As I walk across the sunny piazza I think how easy it is to feel at home in Ascoli Piceno.
I’m still blurry-eyed when I arrive at the coffee bar, but without my having to say a word, a frothy cappuccino is placed before me, followed by a cornetto filled with a dab of sweet almond paste. The barista, Giuliano, smiles broadly and then chats about the happenings in the neighborhood.
I called this small city home for almost three years before moving to the southern end of Italy. Returning now, it’s as if I never left. Giuliano remembers my morning ritual, the shoe vendor at the mercato greets me as though he saw me just last week, and I easily slide back into my comfortable routine.
Ascoli is the southernmost city in Le Marche, just across the border from Abruzzo. With 60,000 proud residents, it’s a lively place, with gorgeous travertine buildings and a large but lived-in historic center.
Ascoli is just one corner of Le Marche, a hidden region that offers the classic Italian lifestyle of good food, great wine, and cultural attractions for around $1,845 a month for a couple, and that’s including rent.
If you dream of life among rolling hills dotted with stone farmhouses and patchwork views of cultivated fields, sunflowers, olives groves, and grapevines, Le Marche is the place. There are no large cities; the biggest is Ancona, the regional capital, with about 100,000 people.
Towns here are on a human scale, often small enough to get around on foot, by bike, or scooter. Most are large enough to have shops, restaurants, cultural attractions, and services, yet remain small enough to be personal and engaging. Cafes and restaurants offer great value, serving excellent wines and great regional cuisine, but without breaking the budget. A fabulously fresh three-course seafood lunch at a great little place in Ascoli Piceno set me back just $24 including wine.

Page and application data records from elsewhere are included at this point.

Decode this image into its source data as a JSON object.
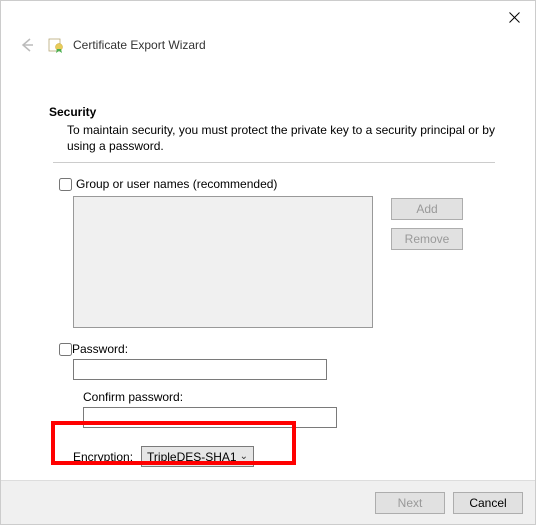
{
  "window": {
    "title": "Certificate Export Wizard"
  },
  "section": {
    "heading": "Security",
    "description": "To maintain security, you must protect the private key to a security principal or by using a password."
  },
  "groups": {
    "label": "Group or user names (recommended)",
    "add": "Add",
    "remove": "Remove"
  },
  "password": {
    "label": "Password:",
    "confirm_label": "Confirm password:"
  },
  "encryption": {
    "label": "Encryption:",
    "value": "TripleDES-SHA1"
  },
  "footer": {
    "next": "Next",
    "cancel": "Cancel"
  }
}
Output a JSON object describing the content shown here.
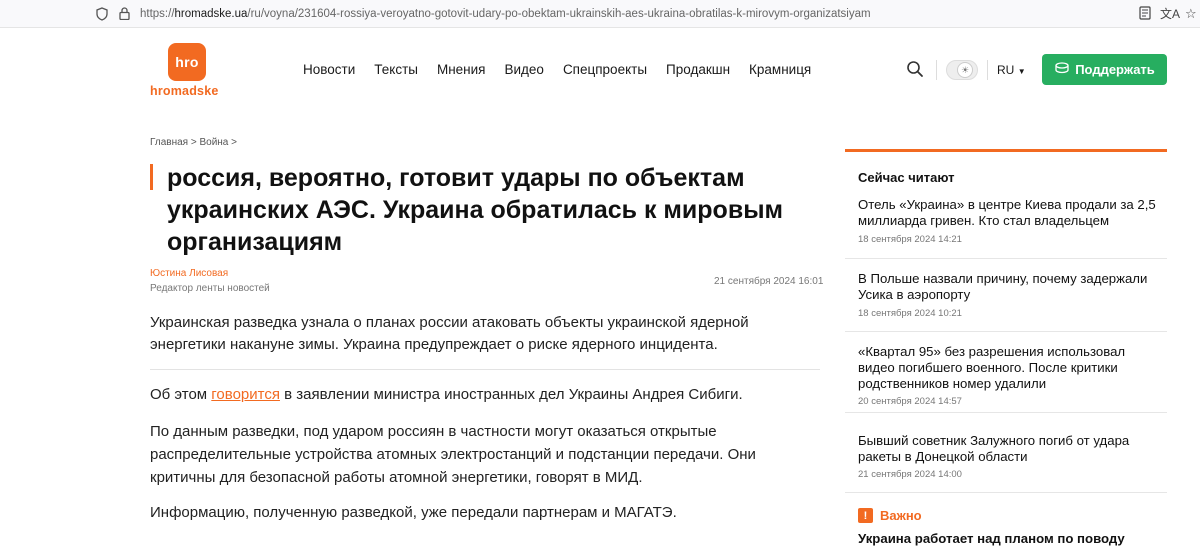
{
  "browser": {
    "url_scheme": "https://",
    "url_host": "hromadske.ua",
    "url_path": "/ru/voyna/231604-rossiya-veroyatno-gotovit-udary-po-obektam-ukrainskih-aes-ukraina-obratilas-k-mirovym-organizatsiyam"
  },
  "site": {
    "logo_mark": "hro",
    "logo_text": "hromadske",
    "nav": [
      "Новости",
      "Тексты",
      "Мнения",
      "Видео",
      "Спецпроекты",
      "Продакшн",
      "Крамниця"
    ],
    "lang": "RU",
    "support_label": "Поддержать",
    "accent": "#f26a21",
    "support_color": "#27ae60"
  },
  "article": {
    "breadcrumb": "Главная > Война >",
    "title": "россия, вероятно, готовит удары по объектам украинских АЭС. Украина обратилась к мировым организациям",
    "author": "Юстина Лисовая",
    "author_role": "Редактор ленты новостей",
    "date": "21 сентября 2024 16:01",
    "lead": "Украинская разведка узнала о планах россии атаковать объекты украинской ядерной энергетики накануне зимы. Украина предупреждает о риске ядерного инцидента.",
    "p1_before": "Об этом ",
    "p1_link": "говорится",
    "p1_after": " в заявлении министра иностранных дел Украины Андрея Сибиги.",
    "p2": "По данным разведки, под ударом россиян в частности могут оказаться открытые распределительные устройства атомных электростанций и подстанции передачи. Они критичны для безопасной работы атомной энергетики, говорят в МИД.",
    "p3": "Информацию, полученную разведкой, уже передали партнерам и МАГАТЭ."
  },
  "sidebar": {
    "heading": "Сейчас читают",
    "items": [
      {
        "title": "Отель «Украина» в центре Киева продали за 2,5 миллиарда гривен. Кто стал владельцем",
        "date": "18 сентября 2024 14:21"
      },
      {
        "title": "В Польше назвали причину, почему задержали Усика в аэропорту",
        "date": "18 сентября 2024 10:21"
      },
      {
        "title": "«Квартал 95» без разрешения использовал видео погибшего военного. После критики родственников номер удалили",
        "date": "20 сентября 2024 14:57"
      },
      {
        "title": "Бывший советник Залужного погиб от удара ракеты в Донецкой области",
        "date": "21 сентября 2024 14:00"
      }
    ],
    "important_icon": "!",
    "important_label": "Важно",
    "important_text": "Украина работает над планом по поводу"
  }
}
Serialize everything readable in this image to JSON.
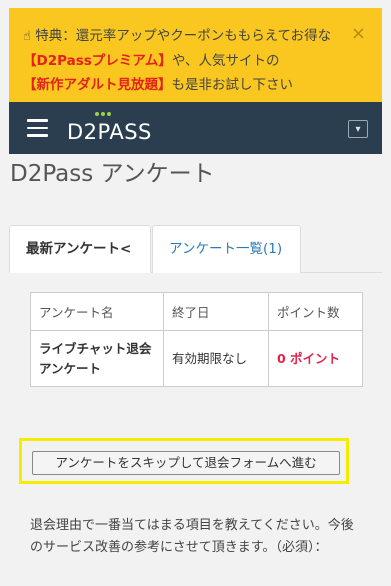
{
  "banner": {
    "hand_icon": "☝",
    "text_1": "特典：還元率アップやクーポンももらえてお得な",
    "premium": "【D2Passプレミアム】",
    "text_2": "や、人気サイトの",
    "adult": "【新作アダルト見放題】",
    "text_3": "も是非お試し下さい",
    "close": "×"
  },
  "navbar": {
    "logo": "D2PASS",
    "dropdown_icon": "▾"
  },
  "page": {
    "title": "D2Pass アンケート"
  },
  "tabs": [
    {
      "label": "最新アンケート<"
    },
    {
      "label": "アンケート一覧(1)"
    }
  ],
  "table": {
    "headers": [
      "アンケート名",
      "終了日",
      "ポイント数"
    ],
    "rows": [
      {
        "name": "ライブチャット退会アンケート",
        "end_date": "有効期限なし",
        "points": "0 ポイント"
      }
    ]
  },
  "skip_button": "アンケートをスキップして退会フォームへ進む",
  "reason_text": "退会理由で一番当てはまる項目を教えてください。今後のサービス改善の参考にさせて頂きます。（必須）：",
  "colors": {
    "banner_bg": "#f9c71f",
    "navbar_bg": "#2b3e50",
    "highlight_red": "#e2231a",
    "link_blue": "#2c7bb8",
    "points_pink": "#e2234c",
    "skip_outline": "#f5ec00"
  }
}
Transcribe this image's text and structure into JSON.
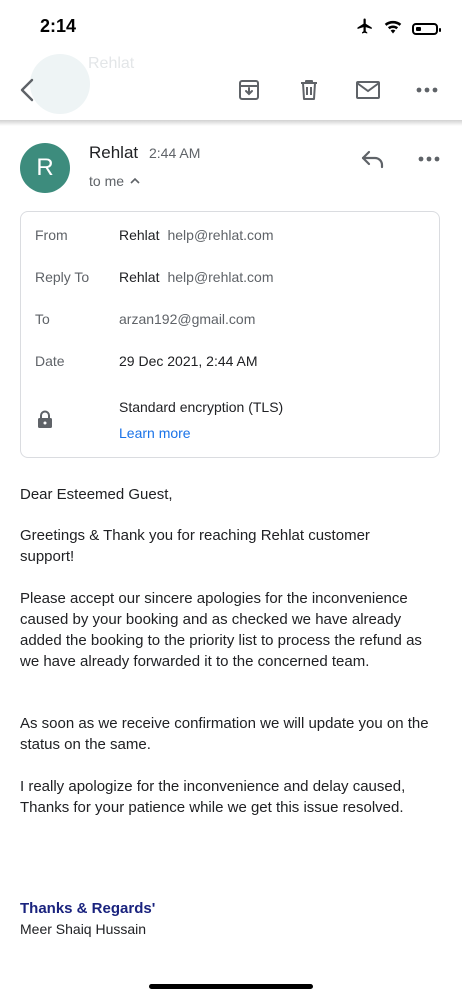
{
  "status_bar": {
    "time": "2:14",
    "icons": [
      "airplane-icon",
      "wifi-icon",
      "battery-icon"
    ],
    "battery_level": 0.3
  },
  "ghost": {
    "text": "Rehlat"
  },
  "toolbar": {
    "icons": [
      "back-arrow-icon",
      "archive-icon",
      "trash-icon",
      "mail-icon",
      "more-horizontal-icon"
    ]
  },
  "sender": {
    "avatar_letter": "R",
    "avatar_color": "#3d8c7d",
    "name": "Rehlat",
    "time": "2:44 AM",
    "to_me": "to me"
  },
  "details": {
    "from": {
      "label": "From",
      "name": "Rehlat",
      "email": "help@rehlat.com"
    },
    "reply_to": {
      "label": "Reply To",
      "name": "Rehlat",
      "email": "help@rehlat.com"
    },
    "to": {
      "label": "To",
      "value": "arzan192@gmail.com"
    },
    "date": {
      "label": "Date",
      "value": "29 Dec 2021, 2:44 AM"
    },
    "encryption": {
      "text": "Standard encryption (TLS)",
      "link": "Learn more"
    }
  },
  "body": {
    "greeting": "Dear Esteemed Guest,",
    "p1": "Greetings & Thank you for reaching Rehlat customer support!",
    "p2": "Please accept our sincere apologies for the inconvenience caused by your booking and as checked we have already added the booking to the priority list to process the refund as we have already forwarded it to the concerned team.",
    "p3": "As soon as we receive confirmation we will update you on the status on the same.",
    "p4": "I really apologize for the inconvenience and delay caused, Thanks for your patience while we get this issue resolved."
  },
  "signature": {
    "line1": "Thanks & Regards'",
    "line2": "Meer Shaiq Hussain"
  },
  "colors": {
    "link": "#1a73e8",
    "signature": "#1a237e",
    "avatar": "#3d8c7d"
  }
}
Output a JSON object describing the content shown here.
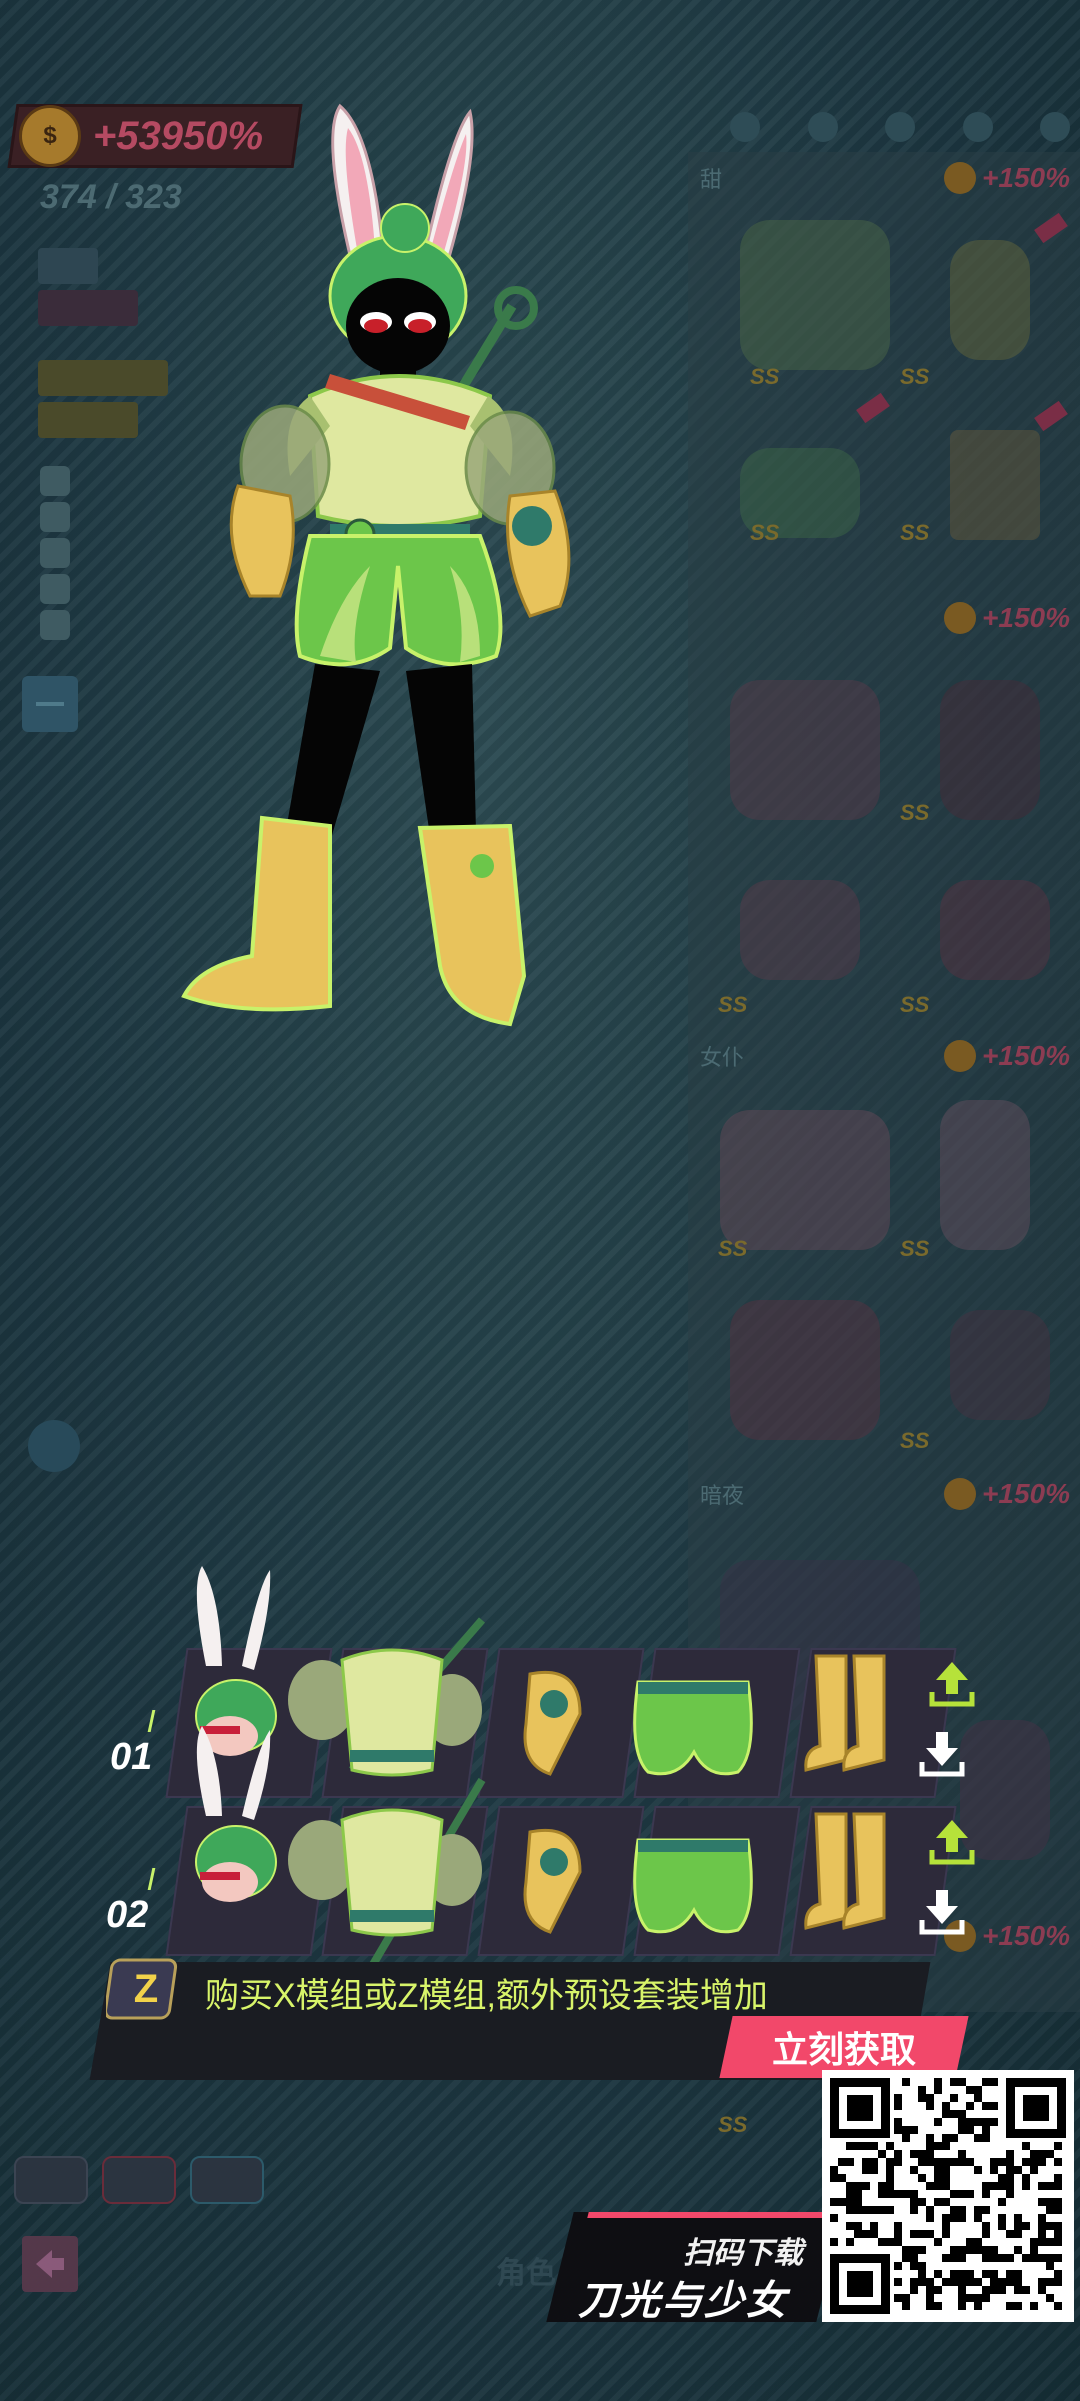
{
  "hud": {
    "coin_bonus": "+53950%",
    "coin_symbol": "$",
    "counter": "374 / 323"
  },
  "panel": {
    "sections": [
      {
        "title": "甜",
        "bonus": "+150%"
      },
      {
        "title": "",
        "bonus": "+150%"
      },
      {
        "title": "女仆",
        "bonus": "+150%"
      },
      {
        "title": "暗夜",
        "bonus": "+150%"
      },
      {
        "title": "",
        "bonus": "+150%"
      }
    ],
    "ss_label": "SS"
  },
  "outfits": {
    "rows": [
      {
        "label": "01",
        "items": [
          "head",
          "top",
          "gloves",
          "shorts",
          "boots"
        ]
      },
      {
        "label": "02",
        "items": [
          "head",
          "top",
          "gloves",
          "shorts",
          "boots"
        ]
      }
    ],
    "icons": [
      "upload-icon",
      "download-icon"
    ]
  },
  "promo": {
    "badge": "Z",
    "text": "购买X模组或Z模组,额外预设套装增加",
    "button": "立刻获取"
  },
  "bottom": {
    "nav_ghost": "角色",
    "brand_scan": "扫码下载",
    "brand_name": "刀光与少女"
  },
  "colors": {
    "accent_pink": "#f2486a",
    "accent_lime": "#c8f26a",
    "promo_text": "#d8f46a",
    "hair_green": "#3fa85a",
    "outfit_green": "#6cc64a",
    "boot_yellow": "#e8c35c"
  }
}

While it often resembles its neighbors, Umbria and Tuscany, with its hills and golden sunlight, Le Marche is still distinct.
Le Marche rests between the Adriatic Sea to the east and the soaring Sibillini Mountains to the west, part of the central Apennine range. These mountains mean that invaders (and tourists) have had little impact here. Between the mountains and the sea you’ll find honey-colored towns hugging the tops of hills and overlooking fertile and bucolic river valleys.
Miles of palm-lined sandy beaches march up the Adriatic Coast, making it the “palm Riviera.” Most of the seaside towns are modern-built resorts popular with locals, vacationing Italians, and northern Europeans. Unfortunately, the major A-3 motorway and the railway line front the sea, making it a noisy place to live and marring the views. But the beaches are easily accessible and the water is inviting during the summer heat.
Le Marche is still rural at heart and farming is still a respected profession; the use of GMOs is banned and organic farming methods are the norm. Fishing is also an important trade and San Benedetto del Tronto is one of Italy’s most important centers for freezing and packing fish.
But Le Marche isn’t “backwoods.” It was the birthplace of the noted Renaissance figures Raphael and Bramante (Urbino), the opera composer Gioachino Rossini (Pesaro), and Italy’s beloved poet, Giacomo Leopardi (Recanati). There is a renowned opera festival in Macerata and glorious art galleries in all the larger towns. Cultural events, exhibitions, and grand historic festivals are part of the joy of living here. The Republic of San Marino, the world’s oldest sovereign city-state, sits partially within the confines of Le Marche.
From the limestone cliffs on the Conero peninsula to the canyons, gorges, and waterfalls of the mountains, there is much to enjoy in the great outdoors. You’ll find underground thrills, too—the Frasassi caves are an exceptionally well-maintained cavern system, with otherworldly looking formations in its depths.
With many attractive towns to choose from, you can live in the hills in sight of a castle, or along the Palm Riviera. Rent is affordable just about everywhere, so you can enjoy a relaxed lifestyle, Le Marche-style. You can find furnished rentals in most hill towns for €400 ($490) per month, while provincial cities, such as Ascoli Piceno, Fermo and Macerata, run around €600 ($735) per month for a nice, furnished apartment. Even swanky seaside Pesaro, with its museums, art and music as well as coveted coastline, has rentals between €650 to €800 per month ($796 to $980).
Factoring in all the costs of life, including rent, utilities, cell phones, internet, groceries and dining out, a couple can live comfortably here for $1,845 per month.
If you decide to make Le Marche your new home you have an abundance of bases to choose from, and with good food, great wine, and affordability, it is the perfect place to experience the classic Italian lifestyle.